My publisher for PLEASURIA: TAKE AS DIRECTED had found the manuscript a good mystery with laugh out loud comedy. With PLEASURIA I had created a bumbling, lunatic of a character, an amateur PI, and I had wandered into the realm of absurd comedy…murder by pleasure. I struggled with whether or not to write a sequel to PLEASURIA and continue down this road, for about thirty seconds. I had written a comedy murder mystery, found a publisher and actually sold some books. So, a no-brainer. I went in search of a plot for the sequel to PLEASURIA.

I finally came up with a way to keep this character going. In July of 2016 my youngest daughter (22 at the time) and I took a 30-day, 7500-mile road trip around the US, from the east coast to the west coast and back. We had a wonderful time, brought home a buffalo named Barry, she showed me that my Subaru Outback could do 110 miles per hour, we saw some incredible things and I realized that this trip could serve as the setting for the sequel to PLEASURIA.

My daughter is a marketing expert and English minor. Since she does the early edits of my books and she took the trip with me, I co-authored the book with her, because I thought she might kill me or put me in a home otherwise (I’m not a young guy anymore, and I’m no dummy). I hope she had as much fun writing it as I did.

In this sequel to PLEASURIA, for some unknown reason (you’ll have to read the book), Dr. Longfellow and family take a road trip across the US. The plot revolves around the fact that he thinks someone is trying to kill him. Is someone really trying to kill him? If so, why?

He’s also having an identity crisis; is he an FDA reviewer or a PI? He’s trying to be Dr. Jason Longfellow, FDA reviewer, like Chelsea wants, but he keeps running into random crimes that bring out the private eye guy. Why is this happening, and why does Chelsea keep solving his cases? And, why has his libido gone over the top, which Chelsea doesn’t hate?
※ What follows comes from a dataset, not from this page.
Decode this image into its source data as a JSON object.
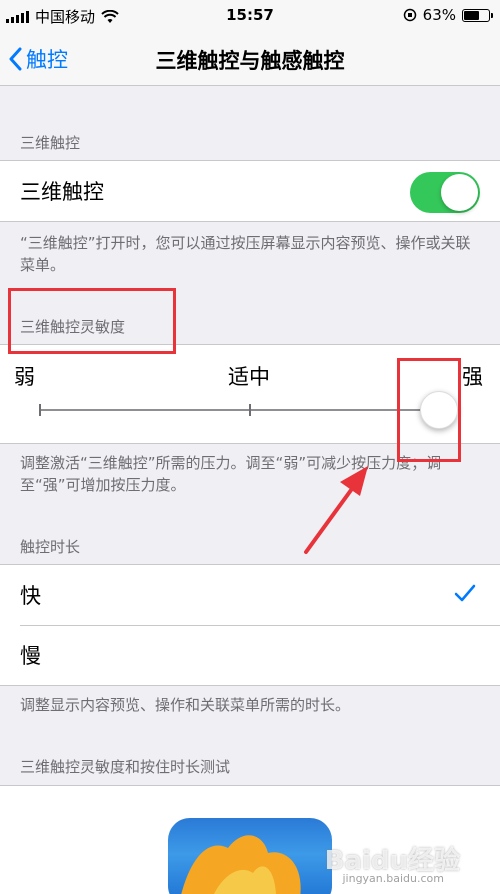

The trip includes cowboy museums, Border Patrol, a Titan missile base, missing buffalo, Fred Flintstone and a whole host of great vacation destinations, each with its own unique set of circumstances that only a bumbling detective could screw up. Will Jason and family survive the trip? Should Jason continue his work as a PI? Will Chelsea finally kill him? Has there been a murder? Will I be able to come up with a third book in this series? For the answers to these and other serious questions, you’ll have to read MURDER BY ROAD TRIP, coming later this summer. (No, really, I’m serious…)

If you liked this blog, you might also enjoy my book PLEASURIA: TAKE AS DIRECTED. Now available on Amazon for only $0.99 at